■ WHAT THIS TASK INVOLVES
Could you print every record exactly as it stands?

******

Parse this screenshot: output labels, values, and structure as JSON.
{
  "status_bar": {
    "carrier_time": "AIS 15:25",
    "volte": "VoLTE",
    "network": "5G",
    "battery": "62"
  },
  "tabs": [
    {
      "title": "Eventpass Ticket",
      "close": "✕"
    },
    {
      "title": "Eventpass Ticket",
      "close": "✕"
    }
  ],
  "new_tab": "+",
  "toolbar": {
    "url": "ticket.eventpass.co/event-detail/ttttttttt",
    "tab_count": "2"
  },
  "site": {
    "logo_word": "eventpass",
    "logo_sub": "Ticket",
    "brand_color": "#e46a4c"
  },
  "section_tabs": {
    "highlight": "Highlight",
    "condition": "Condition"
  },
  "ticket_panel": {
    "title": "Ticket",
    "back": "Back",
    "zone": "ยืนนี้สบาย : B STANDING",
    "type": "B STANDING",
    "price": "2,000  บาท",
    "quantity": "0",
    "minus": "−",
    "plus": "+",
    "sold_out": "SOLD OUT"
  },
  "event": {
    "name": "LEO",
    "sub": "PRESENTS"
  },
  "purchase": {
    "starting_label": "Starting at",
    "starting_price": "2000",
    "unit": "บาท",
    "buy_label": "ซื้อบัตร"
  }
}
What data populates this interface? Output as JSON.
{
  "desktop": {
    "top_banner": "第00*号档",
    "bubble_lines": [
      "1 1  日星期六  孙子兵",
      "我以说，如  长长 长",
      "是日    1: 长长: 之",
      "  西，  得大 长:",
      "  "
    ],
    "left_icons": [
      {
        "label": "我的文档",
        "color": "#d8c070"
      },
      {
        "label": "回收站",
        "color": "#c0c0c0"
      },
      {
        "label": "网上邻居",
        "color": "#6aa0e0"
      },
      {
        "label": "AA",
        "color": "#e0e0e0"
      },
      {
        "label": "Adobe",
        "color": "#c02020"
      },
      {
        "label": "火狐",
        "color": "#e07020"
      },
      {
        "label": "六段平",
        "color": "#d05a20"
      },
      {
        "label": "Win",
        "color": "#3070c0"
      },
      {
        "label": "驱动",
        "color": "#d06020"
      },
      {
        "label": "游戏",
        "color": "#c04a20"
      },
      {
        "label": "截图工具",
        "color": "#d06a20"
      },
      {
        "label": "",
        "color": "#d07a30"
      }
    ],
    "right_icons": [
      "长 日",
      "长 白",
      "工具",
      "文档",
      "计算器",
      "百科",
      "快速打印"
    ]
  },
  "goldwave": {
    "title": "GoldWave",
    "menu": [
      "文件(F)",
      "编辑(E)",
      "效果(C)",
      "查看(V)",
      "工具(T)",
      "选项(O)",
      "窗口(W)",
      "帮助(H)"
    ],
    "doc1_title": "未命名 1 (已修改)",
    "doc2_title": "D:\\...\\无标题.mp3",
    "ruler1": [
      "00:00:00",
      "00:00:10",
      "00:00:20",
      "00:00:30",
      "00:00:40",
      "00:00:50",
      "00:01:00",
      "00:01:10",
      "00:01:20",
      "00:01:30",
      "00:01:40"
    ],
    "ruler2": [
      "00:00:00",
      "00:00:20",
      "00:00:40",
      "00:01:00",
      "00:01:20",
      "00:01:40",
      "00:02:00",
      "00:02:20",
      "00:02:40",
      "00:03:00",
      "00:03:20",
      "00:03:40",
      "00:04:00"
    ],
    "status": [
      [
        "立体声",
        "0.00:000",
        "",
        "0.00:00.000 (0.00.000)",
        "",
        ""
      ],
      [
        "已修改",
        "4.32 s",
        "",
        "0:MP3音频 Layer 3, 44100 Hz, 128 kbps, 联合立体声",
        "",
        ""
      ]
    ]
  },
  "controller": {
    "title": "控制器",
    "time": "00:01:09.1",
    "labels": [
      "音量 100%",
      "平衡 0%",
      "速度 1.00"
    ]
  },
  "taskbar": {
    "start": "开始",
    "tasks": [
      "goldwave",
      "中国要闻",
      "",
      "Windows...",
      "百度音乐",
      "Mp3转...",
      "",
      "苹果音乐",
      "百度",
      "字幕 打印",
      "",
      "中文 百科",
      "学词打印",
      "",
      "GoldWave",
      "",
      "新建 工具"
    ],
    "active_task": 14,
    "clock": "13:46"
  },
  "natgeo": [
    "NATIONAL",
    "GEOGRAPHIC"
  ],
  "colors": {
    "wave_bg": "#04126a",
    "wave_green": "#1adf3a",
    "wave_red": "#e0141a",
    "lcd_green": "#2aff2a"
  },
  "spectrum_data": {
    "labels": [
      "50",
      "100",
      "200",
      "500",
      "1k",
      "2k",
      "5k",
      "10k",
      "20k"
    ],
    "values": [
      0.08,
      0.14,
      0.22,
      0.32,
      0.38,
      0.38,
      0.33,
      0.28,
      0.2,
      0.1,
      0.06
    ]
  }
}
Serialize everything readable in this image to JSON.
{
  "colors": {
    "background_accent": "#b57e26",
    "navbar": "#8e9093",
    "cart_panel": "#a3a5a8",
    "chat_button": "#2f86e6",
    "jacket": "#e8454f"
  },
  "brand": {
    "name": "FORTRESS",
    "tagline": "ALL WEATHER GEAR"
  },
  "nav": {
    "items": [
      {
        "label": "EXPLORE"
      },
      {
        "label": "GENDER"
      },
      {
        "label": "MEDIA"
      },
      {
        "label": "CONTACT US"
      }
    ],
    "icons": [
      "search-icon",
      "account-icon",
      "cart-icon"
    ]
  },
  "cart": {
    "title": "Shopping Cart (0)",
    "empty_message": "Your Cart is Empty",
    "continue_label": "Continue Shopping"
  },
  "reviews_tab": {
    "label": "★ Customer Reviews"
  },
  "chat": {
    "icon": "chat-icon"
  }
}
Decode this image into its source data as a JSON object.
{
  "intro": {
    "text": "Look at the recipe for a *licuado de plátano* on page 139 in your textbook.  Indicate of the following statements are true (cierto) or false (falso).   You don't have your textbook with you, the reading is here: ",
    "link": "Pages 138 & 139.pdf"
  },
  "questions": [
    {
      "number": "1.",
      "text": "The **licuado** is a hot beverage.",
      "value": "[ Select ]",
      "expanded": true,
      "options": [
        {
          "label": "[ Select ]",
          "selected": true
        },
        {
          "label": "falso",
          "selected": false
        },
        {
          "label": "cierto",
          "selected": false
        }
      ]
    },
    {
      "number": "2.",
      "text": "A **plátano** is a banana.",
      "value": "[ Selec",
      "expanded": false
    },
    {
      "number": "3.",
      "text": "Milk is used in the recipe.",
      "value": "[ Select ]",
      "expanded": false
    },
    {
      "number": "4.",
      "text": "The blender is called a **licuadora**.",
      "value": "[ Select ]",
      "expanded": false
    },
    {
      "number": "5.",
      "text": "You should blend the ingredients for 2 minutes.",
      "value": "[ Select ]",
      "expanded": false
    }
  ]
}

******

■ REPLY TO THE TASK
Parse this screenshot: output labels, values, and structure as JSON.
{
  "status_bar": {
    "carrier_time": "AIS 15:25",
    "volte": "VoLTE",
    "network": "5G",
    "battery": "62"
  },
  "tabs": [
    {
      "title": "Eventpass Ticket",
      "close": "✕"
    },
    {
      "title": "Eventpass Ticket",
      "close": "✕"
    }
  ],
  "new_tab": "+",
  "toolbar": {
    "url": "ticket.eventpass.co/event-detail/ttttttttt",
    "tab_count": "2"
  },
  "site": {
    "logo_word": "eventpass",
    "logo_sub": "Ticket",
    "brand_color": "#e46a4c"
  },
  "section_tabs": {
    "highlight": "Highlight",
    "condition": "Condition"
  },
  "ticket_panel": {
    "title": "Ticket",
    "back": "Back",
    "zone": "ยืนนี้สบาย : B STANDING",
    "type": "B STANDING",
    "price": "2,000  บาท",
    "quantity": "0",
    "minus": "−",
    "plus": "+",
    "sold_out": "SOLD OUT"
  },
  "event": {
    "name": "LEO",
    "sub": "PRESENTS"
  },
  "purchase": {
    "starting_label": "Starting at",
    "starting_price": "2000",
    "unit": "บาท",
    "buy_label": "ซื้อบัตร"
  }
}
What data populates this interface? Output as JSON.
{
  "desktop": {
    "top_banner": "第00*号档",
    "bubble_lines": [
      "1 1  日星期六  孙子兵",
      "我以说，如  长长 长",
      "是日    1: 长长: 之",
      "  西，  得大 长:",
      "  "
    ],
    "left_icons": [
      {
        "label": "我的文档",
        "color": "#d8c070"
      },
      {
        "label": "回收站",
        "color": "#c0c0c0"
      },
      {
        "label": "网上邻居",
        "color": "#6aa0e0"
      },
      {
        "label": "AA",
        "color": "#e0e0e0"
      },
      {
        "label": "Adobe",
        "color": "#c02020"
      },
      {
        "label": "火狐",
        "color": "#e07020"
      },
      {
        "label": "六段平",
        "color": "#d05a20"
      },
      {
        "label": "Win",
        "color": "#3070c0"
      },
      {
        "label": "驱动",
        "color": "#d06020"
      },
      {
        "label": "游戏",
        "color": "#c04a20"
      },
      {
        "label": "截图工具",
        "color": "#d06a20"
      },
      {
        "label": "",
        "color": "#d07a30"
      }
    ],
    "right_icons": [
      "长 日",
      "长 白",
      "工具",
      "文档",
      "计算器",
      "百科",
      "快速打印"
    ]
  },
  "goldwave": {
    "title": "GoldWave",
    "menu": [
      "文件(F)",
      "编辑(E)",
      "效果(C)",
      "查看(V)",
      "工具(T)",
      "选项(O)",
      "窗口(W)",
      "帮助(H)"
    ],
    "doc1_title": "未命名 1 (已修改)",
    "doc2_title": "D:\\...\\无标题.mp3",
    "ruler1": [
      "00:00:00",
      "00:00:10",
      "00:00:20",
      "00:00:30",
      "00:00:40",
      "00:00:50",
      "00:01:00",
      "00:01:10",
      "00:01:20",
      "00:01:30",
      "00:01:40"
    ],
    "ruler2": [
      "00:00:00",
      "00:00:20",
      "00:00:40",
      "00:01:00",
      "00:01:20",
      "00:01:40",
      "00:02:00",
      "00:02:20",
      "00:02:40",
      "00:03:00",
      "00:03:20",
      "00:03:40",
      "00:04:00"
    ],
    "status": [
      [
        "立体声",
        "0.00:000",
        "",
        "0.00:00.000 (0.00.000)",
        "",
        ""
      ],
      [
        "已修改",
        "4.32 s",
        "",
        "0:MP3音频 Layer 3, 44100 Hz, 128 kbps, 联合立体声",
        "",
        ""
      ]
    ]
  },
  "controller": {
    "title": "控制器",
    "time": "00:01:09.1",
    "labels": [
      "音量 100%",
      "平衡 0%",
      "速度 1.00"
    ]
  },
  "taskbar": {
    "start": "开始",
    "tasks": [
      "goldwave",
      "中国要闻",
      "",
      "Windows...",
      "百度音乐",
      "Mp3转...",
      "",
      "苹果音乐",
      "百度",
      "字幕 打印",
      "",
      "中文 百科",
      "学词打印",
      "",
      "GoldWave",
      "",
      "新建 工具"
    ],
    "active_task": 14,
    "clock": "13:46"
  },
  "natgeo": [
    "NATIONAL",
    "GEOGRAPHIC"
  ],
  "colors": {
    "wave_bg": "#04126a",
    "wave_green": "#1adf3a",
    "wave_red": "#e0141a",
    "lcd_green": "#2aff2a"
  },
  "spectrum_data": {
    "labels": [
      "50",
      "100",
      "200",
      "500",
      "1k",
      "2k",
      "5k",
      "10k",
      "20k"
    ],
    "values": [
      0.08,
      0.14,
      0.22,
      0.32,
      0.38,
      0.38,
      0.33,
      0.28,
      0.2,
      0.1,
      0.06
    ]
  }
}
Serialize everything readable in this image to JSON.
{
  "colors": {
    "background_accent": "#b57e26",
    "navbar": "#8e9093",
    "cart_panel": "#a3a5a8",
    "chat_button": "#2f86e6",
    "jacket": "#e8454f"
  },
  "brand": {
    "name": "FORTRESS",
    "tagline": "ALL WEATHER GEAR"
  },
  "nav": {
    "items": [
      {
        "label": "EXPLORE"
      },
      {
        "label": "GENDER"
      },
      {
        "label": "MEDIA"
      },
      {
        "label": "CONTACT US"
      }
    ],
    "icons": [
      "search-icon",
      "account-icon",
      "cart-icon"
    ]
  },
  "cart": {
    "title": "Shopping Cart (0)",
    "empty_message": "Your Cart is Empty",
    "continue_label": "Continue Shopping"
  },
  "reviews_tab": {
    "label": "★ Customer Reviews"
  },
  "chat": {
    "icon": "chat-icon"
  }
}
Decode this image into its source data as a JSON object.
{
  "intro": {
    "text": "Look at the recipe for a *licuado de plátano* on page 139 in your textbook.  Indicate of the following statements are true (cierto) or false (falso).   You don't have your textbook with you, the reading is here: ",
    "link": "Pages 138 & 139.pdf"
  },
  "questions": [
    {
      "number": "1.",
      "text": "The **licuado** is a hot beverage.",
      "value": "[ Select ]",
      "expanded": true,
      "options": [
        {
          "label": "[ Select ]",
          "selected": true
        },
        {
          "label": "falso",
          "selected": false
        },
        {
          "label": "cierto",
          "selected": false
        }
      ]
    },
    {
      "number": "2.",
      "text": "A **plátano** is a banana.",
      "value": "[ Selec",
      "expanded": false
    },
    {
      "number": "3.",
      "text": "Milk is used in the recipe.",
      "value": "[ Select ]",
      "expanded": false
    },
    {
      "number": "4.",
      "text": "The blender is called a **licuadora**.",
      "value": "[ Select ]",
      "expanded": false
    },
    {
      "number": "5.",
      "text": "You should blend the ingredients for 2 minutes.",
      "value": "[ Select ]",
      "expanded": false
    }
  ]
}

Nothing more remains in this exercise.